▶ [WORK TO COMPLETE]: Whenever a line below includes the word "Ctrl", copy that line.

▶ [EXTRACTED INFORMATION]:
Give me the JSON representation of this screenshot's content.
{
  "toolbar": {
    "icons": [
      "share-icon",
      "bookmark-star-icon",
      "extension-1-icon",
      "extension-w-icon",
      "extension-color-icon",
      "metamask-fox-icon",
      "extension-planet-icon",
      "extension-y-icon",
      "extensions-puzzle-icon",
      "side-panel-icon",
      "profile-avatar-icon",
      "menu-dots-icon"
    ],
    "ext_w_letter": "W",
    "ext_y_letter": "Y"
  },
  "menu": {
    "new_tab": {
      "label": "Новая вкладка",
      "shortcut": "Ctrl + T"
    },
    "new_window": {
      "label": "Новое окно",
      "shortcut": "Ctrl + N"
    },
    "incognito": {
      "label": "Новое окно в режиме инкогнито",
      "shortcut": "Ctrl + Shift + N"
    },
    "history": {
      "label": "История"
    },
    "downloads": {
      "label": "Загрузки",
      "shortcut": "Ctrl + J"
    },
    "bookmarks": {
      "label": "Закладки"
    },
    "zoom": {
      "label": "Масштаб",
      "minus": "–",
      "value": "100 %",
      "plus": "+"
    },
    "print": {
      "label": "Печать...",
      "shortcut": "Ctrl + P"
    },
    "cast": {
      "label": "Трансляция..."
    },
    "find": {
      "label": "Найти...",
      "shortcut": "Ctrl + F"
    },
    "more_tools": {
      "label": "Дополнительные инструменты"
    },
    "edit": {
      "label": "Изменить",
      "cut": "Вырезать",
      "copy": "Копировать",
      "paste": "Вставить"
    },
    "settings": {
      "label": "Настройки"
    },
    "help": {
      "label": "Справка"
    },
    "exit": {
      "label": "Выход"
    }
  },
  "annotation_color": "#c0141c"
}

▶ [RESPONSE TO THIS TASK]:
      "shortcut": "Ctrl + T"
      "shortcut": "Ctrl + N"
      "shortcut": "Ctrl + Shift + N"
      "shortcut": "Ctrl + J"
      "shortcut": "Ctrl + P"
      "shortcut": "Ctrl + F"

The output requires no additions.